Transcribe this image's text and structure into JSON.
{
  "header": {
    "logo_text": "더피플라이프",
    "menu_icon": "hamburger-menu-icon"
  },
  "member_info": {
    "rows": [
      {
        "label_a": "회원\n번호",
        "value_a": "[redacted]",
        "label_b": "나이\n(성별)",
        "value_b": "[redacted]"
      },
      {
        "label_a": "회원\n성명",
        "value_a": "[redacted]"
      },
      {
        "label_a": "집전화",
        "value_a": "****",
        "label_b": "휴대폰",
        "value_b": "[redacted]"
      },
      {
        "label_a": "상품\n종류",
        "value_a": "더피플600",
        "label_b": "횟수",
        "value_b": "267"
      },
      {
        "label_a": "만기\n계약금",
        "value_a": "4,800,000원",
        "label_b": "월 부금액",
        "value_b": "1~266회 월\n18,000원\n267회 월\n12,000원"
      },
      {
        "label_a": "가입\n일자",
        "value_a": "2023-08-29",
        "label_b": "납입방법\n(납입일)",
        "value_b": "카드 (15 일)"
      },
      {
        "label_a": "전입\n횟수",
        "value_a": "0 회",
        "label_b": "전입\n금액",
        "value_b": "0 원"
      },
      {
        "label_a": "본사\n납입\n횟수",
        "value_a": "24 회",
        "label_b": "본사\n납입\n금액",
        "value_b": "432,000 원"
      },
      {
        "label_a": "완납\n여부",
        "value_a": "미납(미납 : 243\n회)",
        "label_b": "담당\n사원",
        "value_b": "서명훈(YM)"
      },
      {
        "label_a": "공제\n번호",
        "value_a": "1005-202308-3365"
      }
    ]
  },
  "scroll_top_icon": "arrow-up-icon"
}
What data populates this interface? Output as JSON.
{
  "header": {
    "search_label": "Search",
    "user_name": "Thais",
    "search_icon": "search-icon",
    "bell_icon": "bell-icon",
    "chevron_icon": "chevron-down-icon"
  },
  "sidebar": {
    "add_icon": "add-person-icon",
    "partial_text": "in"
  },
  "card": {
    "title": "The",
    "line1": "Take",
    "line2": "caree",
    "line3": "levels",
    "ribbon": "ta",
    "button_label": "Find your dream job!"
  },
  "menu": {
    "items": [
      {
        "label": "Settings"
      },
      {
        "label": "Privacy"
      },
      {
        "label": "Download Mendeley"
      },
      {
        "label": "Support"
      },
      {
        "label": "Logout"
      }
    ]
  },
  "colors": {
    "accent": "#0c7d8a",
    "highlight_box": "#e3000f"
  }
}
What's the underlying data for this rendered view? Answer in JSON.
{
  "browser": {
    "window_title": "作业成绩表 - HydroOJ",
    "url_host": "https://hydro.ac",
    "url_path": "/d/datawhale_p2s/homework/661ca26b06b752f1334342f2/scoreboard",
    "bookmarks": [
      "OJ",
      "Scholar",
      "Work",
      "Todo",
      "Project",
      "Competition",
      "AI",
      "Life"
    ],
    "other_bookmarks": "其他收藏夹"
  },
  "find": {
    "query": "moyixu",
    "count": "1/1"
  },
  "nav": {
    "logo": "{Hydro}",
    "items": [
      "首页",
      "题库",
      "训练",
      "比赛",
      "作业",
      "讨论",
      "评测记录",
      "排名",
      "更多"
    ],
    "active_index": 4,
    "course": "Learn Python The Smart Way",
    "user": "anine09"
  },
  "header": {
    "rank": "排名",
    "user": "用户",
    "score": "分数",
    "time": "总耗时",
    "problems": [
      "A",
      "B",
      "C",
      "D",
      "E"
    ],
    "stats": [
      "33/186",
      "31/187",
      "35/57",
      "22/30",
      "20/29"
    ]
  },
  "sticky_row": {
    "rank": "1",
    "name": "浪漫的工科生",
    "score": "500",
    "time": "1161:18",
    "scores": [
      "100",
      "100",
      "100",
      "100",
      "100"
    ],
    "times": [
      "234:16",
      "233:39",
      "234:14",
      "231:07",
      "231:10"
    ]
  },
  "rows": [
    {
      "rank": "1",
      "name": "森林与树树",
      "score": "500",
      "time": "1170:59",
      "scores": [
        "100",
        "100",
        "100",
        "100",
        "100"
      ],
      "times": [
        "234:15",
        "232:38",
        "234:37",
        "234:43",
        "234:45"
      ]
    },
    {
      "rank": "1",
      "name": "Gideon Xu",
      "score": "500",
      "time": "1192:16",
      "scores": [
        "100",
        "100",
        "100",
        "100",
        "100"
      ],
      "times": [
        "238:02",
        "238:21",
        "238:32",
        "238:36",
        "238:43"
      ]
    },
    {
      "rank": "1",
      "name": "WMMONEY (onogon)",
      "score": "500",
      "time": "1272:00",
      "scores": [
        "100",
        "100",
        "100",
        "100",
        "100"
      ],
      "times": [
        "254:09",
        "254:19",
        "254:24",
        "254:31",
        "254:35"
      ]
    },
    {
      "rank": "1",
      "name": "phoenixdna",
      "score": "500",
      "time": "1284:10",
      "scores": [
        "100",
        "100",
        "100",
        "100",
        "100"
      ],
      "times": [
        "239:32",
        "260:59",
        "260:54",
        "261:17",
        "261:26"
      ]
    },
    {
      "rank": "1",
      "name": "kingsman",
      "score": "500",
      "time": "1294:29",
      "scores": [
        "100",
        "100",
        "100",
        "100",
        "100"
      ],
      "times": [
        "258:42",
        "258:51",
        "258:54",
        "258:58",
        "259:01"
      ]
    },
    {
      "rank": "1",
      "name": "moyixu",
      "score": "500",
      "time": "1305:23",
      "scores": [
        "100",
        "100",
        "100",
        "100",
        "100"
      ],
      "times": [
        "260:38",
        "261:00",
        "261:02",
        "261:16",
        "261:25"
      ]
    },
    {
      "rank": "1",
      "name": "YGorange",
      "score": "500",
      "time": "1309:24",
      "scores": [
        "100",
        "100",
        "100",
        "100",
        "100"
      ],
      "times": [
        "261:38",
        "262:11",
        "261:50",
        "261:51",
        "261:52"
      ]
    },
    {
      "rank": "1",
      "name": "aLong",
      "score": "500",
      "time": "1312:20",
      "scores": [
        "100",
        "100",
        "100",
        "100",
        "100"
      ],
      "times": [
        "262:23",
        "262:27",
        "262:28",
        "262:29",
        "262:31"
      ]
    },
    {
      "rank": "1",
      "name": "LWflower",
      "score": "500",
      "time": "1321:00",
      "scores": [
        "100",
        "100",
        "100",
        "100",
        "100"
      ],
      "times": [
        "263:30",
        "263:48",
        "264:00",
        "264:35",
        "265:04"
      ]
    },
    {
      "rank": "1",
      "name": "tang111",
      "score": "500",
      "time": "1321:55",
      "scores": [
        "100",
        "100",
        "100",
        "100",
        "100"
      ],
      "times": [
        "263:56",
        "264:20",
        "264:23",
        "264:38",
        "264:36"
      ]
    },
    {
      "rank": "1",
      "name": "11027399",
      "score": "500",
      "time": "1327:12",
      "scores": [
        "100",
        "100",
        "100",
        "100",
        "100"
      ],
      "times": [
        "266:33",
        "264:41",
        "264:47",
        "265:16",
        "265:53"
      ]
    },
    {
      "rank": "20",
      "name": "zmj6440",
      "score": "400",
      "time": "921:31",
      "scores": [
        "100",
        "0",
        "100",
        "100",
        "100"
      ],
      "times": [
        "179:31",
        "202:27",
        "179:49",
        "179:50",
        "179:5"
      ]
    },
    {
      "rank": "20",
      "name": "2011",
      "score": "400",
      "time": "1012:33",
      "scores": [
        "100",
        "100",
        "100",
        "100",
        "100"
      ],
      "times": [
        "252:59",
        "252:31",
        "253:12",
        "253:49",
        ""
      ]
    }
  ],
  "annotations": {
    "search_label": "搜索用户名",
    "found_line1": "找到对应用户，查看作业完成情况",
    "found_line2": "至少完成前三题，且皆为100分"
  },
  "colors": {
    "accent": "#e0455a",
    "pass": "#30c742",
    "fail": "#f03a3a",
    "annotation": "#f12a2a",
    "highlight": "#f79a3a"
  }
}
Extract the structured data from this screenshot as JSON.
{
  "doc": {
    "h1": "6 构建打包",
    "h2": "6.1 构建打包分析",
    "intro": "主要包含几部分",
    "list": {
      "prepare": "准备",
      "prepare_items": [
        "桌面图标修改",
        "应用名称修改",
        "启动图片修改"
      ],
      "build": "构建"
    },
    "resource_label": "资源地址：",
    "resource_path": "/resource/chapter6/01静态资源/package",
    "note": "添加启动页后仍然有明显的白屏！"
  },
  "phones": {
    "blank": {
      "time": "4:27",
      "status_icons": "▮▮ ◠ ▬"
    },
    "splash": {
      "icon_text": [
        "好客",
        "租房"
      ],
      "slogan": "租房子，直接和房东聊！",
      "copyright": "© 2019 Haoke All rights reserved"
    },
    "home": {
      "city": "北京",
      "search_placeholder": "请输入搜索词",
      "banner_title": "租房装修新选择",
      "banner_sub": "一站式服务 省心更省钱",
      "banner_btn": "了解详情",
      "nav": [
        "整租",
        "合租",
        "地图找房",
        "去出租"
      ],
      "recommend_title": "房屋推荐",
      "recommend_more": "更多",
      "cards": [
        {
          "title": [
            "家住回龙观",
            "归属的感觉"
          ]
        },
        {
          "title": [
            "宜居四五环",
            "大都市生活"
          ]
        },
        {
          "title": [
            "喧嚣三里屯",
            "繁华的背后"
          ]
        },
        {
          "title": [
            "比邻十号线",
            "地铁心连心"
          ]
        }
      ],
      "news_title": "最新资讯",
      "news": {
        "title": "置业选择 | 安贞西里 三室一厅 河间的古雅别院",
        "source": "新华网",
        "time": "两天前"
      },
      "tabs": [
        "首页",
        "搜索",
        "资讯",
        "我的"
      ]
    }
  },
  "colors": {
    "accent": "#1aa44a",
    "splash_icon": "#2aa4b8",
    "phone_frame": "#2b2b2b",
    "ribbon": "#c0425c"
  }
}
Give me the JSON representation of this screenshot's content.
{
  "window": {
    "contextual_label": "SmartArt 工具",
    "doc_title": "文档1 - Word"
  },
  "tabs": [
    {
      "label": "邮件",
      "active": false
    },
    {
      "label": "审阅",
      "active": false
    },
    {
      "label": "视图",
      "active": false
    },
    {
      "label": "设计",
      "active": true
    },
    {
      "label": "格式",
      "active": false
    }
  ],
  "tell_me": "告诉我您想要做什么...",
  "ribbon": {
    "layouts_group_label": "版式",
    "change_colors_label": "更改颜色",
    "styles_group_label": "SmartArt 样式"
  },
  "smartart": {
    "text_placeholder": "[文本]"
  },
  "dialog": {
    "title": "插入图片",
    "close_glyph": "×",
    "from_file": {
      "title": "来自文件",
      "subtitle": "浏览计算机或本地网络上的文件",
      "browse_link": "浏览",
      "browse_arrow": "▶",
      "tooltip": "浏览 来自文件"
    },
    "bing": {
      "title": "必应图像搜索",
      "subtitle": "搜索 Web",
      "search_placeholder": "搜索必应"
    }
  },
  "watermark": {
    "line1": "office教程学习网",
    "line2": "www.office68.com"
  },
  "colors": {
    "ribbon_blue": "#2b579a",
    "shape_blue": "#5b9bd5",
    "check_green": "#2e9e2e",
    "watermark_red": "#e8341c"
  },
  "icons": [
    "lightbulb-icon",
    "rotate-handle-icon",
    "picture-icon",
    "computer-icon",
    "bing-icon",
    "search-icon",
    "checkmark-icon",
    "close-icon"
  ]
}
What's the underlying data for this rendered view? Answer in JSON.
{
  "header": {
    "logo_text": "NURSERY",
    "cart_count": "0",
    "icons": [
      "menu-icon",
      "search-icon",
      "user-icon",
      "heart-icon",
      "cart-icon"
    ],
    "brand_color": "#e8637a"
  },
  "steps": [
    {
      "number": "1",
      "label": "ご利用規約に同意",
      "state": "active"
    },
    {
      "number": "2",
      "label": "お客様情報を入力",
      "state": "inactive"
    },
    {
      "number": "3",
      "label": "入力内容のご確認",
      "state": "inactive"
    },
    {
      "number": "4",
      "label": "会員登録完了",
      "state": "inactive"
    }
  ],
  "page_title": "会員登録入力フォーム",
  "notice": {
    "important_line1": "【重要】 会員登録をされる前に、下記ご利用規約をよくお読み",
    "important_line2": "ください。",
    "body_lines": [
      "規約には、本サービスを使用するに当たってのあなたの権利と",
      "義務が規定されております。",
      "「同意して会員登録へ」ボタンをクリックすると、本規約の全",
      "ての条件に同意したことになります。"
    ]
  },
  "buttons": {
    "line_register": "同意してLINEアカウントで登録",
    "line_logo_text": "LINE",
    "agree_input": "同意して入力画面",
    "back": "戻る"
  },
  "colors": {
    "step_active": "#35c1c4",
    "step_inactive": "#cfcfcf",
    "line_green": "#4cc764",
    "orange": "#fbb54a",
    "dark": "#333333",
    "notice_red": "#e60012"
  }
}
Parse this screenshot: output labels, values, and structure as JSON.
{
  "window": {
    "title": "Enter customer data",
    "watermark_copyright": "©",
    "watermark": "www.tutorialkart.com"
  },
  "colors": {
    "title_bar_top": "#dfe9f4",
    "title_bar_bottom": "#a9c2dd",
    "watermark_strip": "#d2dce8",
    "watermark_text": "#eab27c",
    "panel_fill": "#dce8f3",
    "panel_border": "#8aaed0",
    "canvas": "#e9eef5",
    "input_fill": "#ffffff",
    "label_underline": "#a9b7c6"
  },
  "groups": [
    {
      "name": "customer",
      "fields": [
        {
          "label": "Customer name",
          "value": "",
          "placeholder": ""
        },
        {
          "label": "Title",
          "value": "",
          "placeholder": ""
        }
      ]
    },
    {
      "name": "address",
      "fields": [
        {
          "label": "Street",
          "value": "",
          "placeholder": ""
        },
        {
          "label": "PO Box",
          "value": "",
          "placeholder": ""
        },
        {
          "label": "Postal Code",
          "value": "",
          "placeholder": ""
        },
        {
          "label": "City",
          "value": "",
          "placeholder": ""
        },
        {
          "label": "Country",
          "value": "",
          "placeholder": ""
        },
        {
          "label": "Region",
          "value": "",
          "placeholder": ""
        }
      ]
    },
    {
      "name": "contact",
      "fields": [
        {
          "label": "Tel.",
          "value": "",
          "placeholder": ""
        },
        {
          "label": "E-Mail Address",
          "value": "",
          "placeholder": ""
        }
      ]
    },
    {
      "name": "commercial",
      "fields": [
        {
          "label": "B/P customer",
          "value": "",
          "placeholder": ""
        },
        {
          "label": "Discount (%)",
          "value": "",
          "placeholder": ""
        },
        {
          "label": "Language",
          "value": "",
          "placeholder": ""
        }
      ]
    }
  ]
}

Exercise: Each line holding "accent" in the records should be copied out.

Finished exercise:
    "accent": "#0c7d8a",
    "accent": "#e0455a",
    "accent": "#1aa44a",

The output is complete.